Before 500 BCE



Nick Hern Books
Type: Text

Euripides' Andromache is an Athenian tragedy dramatising Andromache's life as a slave, years after the events of the Trojan War, and her conflict with her master's new wife, Hermione. It was probably written during the early years of the Peloponnesian War, and first performed c.425 BC.

This translation, by Marianne McDonald and J. Michael Walton, was prepared from the Oxford Text edited by James Diggle, and was published in 2001 by Nick Hern Books in its Drama Classics series.

The play's action is set several years after the sacking of Troy. Andromache, once the wife of Trojan hero Hector, now has a child by Neoptolemus, the son of Achilles. She has to live as a slave, a position that is aggravated when Neoptolemus marries Hermione, the daughter of King Menelaus and Helen. Hermione is unable to get pregnant, however, and blames everything on Andromache. Andromache has taken refuge at the shrine of Thetis, the sea-nymph and mother of Achilles, and there ensues a spiralling series of revenge plots before Thetis finally appears, ex machina, to resolve things.

In their introduction to the Nick Hern Books edition, McDonald and Walton write: 'This is a play about passion, jealousy and murder. It shows vividly the problems that arise when one man shares his bed with two women, one of whom happens to be his wife. ... [It] illustrates duplicity and treachery, besides the precariousness of good fortune. If there is a moral message it is that people should try to behave with decency, whatever their circumstances.'

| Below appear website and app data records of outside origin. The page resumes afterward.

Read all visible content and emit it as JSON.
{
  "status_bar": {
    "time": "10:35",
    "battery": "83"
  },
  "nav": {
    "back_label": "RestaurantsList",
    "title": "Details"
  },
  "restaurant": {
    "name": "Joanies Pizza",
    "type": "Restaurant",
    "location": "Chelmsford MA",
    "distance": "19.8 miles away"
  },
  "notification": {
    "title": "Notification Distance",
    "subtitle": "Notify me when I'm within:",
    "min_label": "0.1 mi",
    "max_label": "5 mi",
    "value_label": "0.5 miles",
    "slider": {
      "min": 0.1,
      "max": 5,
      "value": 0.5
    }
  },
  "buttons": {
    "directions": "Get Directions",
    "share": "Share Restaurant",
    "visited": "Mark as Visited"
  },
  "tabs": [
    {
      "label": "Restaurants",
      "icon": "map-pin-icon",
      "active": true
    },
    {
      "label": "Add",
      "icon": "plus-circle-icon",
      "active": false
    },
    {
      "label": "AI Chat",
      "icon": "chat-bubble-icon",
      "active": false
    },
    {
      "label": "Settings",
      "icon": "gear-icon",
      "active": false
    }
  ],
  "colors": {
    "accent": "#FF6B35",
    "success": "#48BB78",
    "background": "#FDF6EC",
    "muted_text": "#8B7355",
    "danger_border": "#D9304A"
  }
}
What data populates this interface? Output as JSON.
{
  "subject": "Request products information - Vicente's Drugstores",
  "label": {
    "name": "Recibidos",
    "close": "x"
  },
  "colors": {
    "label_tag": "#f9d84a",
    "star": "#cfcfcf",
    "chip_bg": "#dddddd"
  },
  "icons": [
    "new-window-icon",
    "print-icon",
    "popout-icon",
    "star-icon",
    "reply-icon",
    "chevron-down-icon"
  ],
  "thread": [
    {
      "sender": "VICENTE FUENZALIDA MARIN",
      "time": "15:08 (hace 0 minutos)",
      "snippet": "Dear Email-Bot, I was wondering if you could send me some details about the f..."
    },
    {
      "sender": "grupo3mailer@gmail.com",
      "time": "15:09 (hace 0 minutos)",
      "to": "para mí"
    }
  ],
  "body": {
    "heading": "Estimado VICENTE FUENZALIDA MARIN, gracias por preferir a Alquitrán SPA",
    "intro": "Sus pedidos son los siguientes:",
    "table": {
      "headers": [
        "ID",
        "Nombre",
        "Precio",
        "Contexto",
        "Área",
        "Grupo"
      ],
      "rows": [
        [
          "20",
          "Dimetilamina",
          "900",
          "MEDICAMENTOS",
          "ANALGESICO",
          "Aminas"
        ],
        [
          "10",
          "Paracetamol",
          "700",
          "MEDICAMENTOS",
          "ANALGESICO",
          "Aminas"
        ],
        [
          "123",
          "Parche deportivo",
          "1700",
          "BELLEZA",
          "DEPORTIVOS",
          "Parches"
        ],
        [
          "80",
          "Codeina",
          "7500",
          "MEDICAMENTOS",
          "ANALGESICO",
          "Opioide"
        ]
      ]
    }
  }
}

Lysistrata (trans. Dickinson)

Nick Hern Books
Type: Text

Aristophanes' Lysistrata is a classic Greek comedy about an extraordinary attempt by an Athenian woman, Lysistrata, to bring an end to the war that is afflicting Greece by persuading the women to withhold sexual privileges from their menfolk in order to force them to negotiate peace. It was originally performed in Athens in 411 BC during the Peloponnesian War, which by then had been raging for an entire generation.

The play's action takes place in the besieged city of Athens, some twenty years into the Peloponnesian War (a civil war fought between Athens and her former ally Sparta). Lysistrata ('disbander of armies') forms a plan to end the fighting. She calls together all the women in Greece, and tells them her plan: since the war is getting nowhere under men's control, and Greece is being torn to pieces, the only solution is for women to take over public affairs and manage them as successfully as they run their homes. Not only will they seize the Acropolis (so gaining control of the Athenian armoury and war-treasury), they will also withhold sex and thus persuade their men to make peace. As the men on both sides of the conflict become increasingly desperate for sex, they finally turn to Lysistrata and sue for peace.

This translation by Patric Dickinson was first published in 1957. Following Dickinson's death, it was lightly revised by Kenneth McLeish before being republished in 1996 by Nick Hern Books in its Drama Classics series. The dialogue is vividly colloquial without being constrained to a particular time-period. Lysistrata speaks with an earthy immediacy ('I told them all to be here; I said it was most important, / And they've none of them come'), while, according to an author's note, the Spartans speak with a Lancashire accent.

In his introduction to the Nick Hern Books edition, McLeish writes: 'At one level, Lysistrata is a farce about frustration. But its underlying ideas – that the impotence of war can be symbolised by sexual frustration, that resolution is possible and that women may be better able than men to bring this about – must have resonated with the original spectators in a way which brilliantly challenged their (and, later, our) ideas of what 'farce' ought to be.'